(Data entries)
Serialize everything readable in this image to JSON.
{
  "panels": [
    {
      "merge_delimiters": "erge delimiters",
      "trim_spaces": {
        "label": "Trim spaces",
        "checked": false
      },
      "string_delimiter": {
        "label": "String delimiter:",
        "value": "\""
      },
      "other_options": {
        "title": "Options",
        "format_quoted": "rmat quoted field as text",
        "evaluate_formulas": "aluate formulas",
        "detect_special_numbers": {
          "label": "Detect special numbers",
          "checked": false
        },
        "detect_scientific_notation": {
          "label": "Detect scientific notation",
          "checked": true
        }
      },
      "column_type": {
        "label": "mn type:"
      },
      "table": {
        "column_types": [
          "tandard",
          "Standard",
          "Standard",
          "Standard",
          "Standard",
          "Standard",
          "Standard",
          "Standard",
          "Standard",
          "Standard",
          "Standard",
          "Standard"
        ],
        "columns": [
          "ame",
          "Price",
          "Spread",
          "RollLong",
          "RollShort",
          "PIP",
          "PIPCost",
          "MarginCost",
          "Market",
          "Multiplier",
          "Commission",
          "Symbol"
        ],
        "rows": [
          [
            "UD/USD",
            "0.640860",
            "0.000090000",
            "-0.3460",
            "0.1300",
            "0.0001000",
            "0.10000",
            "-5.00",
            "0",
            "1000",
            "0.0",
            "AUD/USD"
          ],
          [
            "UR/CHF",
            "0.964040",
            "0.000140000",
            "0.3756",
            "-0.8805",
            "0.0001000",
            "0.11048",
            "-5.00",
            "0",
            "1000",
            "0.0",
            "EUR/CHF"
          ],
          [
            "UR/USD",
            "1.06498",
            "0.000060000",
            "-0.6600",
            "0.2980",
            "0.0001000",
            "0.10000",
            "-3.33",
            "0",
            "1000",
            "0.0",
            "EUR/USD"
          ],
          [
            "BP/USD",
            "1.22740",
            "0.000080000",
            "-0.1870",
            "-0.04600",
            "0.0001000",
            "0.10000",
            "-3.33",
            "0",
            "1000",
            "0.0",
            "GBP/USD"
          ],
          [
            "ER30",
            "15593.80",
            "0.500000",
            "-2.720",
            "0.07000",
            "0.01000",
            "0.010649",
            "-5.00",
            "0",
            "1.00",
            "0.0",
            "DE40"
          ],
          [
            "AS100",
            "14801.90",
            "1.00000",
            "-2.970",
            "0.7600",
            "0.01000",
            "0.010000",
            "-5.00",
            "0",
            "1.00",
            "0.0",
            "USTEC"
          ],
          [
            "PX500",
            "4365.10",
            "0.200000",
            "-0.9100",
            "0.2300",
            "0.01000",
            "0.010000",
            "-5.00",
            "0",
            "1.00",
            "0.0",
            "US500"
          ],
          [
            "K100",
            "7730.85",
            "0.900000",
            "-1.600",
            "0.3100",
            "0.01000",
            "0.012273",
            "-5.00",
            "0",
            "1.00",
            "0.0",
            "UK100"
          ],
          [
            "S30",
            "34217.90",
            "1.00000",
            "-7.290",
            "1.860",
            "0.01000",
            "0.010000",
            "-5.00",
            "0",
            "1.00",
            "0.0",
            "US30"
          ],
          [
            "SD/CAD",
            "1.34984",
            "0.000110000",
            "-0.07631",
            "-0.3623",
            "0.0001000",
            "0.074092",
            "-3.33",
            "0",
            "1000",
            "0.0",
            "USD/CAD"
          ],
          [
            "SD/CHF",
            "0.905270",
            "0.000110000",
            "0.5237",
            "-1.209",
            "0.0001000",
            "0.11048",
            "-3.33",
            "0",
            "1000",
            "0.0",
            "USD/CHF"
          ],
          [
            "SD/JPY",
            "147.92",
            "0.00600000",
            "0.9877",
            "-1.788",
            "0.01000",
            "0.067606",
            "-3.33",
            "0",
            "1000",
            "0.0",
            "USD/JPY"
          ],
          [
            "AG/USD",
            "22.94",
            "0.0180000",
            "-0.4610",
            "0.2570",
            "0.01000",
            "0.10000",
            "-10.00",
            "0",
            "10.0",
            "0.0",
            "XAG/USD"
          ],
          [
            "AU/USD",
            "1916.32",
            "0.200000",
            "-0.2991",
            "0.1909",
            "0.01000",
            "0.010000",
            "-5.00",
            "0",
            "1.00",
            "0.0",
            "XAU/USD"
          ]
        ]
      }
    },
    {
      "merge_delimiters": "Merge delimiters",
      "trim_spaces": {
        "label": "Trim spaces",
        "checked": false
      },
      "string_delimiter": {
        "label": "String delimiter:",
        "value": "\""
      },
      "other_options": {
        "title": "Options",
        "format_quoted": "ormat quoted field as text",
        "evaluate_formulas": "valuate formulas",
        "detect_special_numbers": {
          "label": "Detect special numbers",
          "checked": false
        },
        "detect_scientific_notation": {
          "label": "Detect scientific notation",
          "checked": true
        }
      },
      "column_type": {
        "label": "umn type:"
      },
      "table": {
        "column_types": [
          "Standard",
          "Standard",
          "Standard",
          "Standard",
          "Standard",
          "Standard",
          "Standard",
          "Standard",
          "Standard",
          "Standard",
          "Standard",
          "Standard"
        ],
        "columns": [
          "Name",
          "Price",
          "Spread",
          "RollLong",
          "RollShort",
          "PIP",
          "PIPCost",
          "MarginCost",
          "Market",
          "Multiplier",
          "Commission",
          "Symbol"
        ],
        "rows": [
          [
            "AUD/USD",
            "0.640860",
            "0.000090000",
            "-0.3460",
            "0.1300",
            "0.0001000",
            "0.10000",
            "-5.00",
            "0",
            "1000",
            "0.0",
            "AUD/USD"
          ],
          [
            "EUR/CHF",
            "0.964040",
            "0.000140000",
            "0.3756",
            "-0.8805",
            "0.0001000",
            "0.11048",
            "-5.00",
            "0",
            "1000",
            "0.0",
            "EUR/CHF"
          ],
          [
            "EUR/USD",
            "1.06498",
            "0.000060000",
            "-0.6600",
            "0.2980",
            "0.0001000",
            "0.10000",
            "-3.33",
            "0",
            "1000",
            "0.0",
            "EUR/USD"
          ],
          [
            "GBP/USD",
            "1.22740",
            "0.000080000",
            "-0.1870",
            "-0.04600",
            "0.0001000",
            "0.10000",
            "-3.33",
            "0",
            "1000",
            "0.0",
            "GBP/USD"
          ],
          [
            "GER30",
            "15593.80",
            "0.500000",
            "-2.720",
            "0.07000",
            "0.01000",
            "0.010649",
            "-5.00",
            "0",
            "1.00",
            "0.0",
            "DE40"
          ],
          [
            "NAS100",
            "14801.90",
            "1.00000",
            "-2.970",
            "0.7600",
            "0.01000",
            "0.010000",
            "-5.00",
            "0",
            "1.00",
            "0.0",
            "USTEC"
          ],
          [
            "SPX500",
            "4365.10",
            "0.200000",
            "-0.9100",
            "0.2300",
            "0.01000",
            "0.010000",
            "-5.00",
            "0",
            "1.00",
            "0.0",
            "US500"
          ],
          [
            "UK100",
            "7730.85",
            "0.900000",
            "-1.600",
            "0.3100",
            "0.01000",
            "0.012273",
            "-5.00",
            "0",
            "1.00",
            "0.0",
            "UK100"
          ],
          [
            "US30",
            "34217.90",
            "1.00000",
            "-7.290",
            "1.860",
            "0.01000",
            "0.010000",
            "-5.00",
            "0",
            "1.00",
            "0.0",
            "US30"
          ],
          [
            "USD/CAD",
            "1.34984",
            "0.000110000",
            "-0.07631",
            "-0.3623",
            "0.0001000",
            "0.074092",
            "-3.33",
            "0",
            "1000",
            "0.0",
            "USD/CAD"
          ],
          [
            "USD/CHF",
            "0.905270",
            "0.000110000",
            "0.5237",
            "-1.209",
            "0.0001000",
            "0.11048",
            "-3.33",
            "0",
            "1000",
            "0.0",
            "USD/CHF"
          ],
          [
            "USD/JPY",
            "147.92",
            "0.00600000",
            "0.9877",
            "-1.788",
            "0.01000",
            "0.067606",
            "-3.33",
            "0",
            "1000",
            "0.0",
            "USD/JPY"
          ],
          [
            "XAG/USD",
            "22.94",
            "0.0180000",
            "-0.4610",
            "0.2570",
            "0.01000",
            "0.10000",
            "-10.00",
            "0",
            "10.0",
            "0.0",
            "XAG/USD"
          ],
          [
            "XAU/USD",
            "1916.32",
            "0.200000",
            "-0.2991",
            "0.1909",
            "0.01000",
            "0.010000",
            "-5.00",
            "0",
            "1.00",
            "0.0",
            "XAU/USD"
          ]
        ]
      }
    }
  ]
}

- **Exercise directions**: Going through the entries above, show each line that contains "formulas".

- **Response to the task**:
        "evaluate_formulas": "aluate formulas",
        "evaluate_formulas": "valuate formulas",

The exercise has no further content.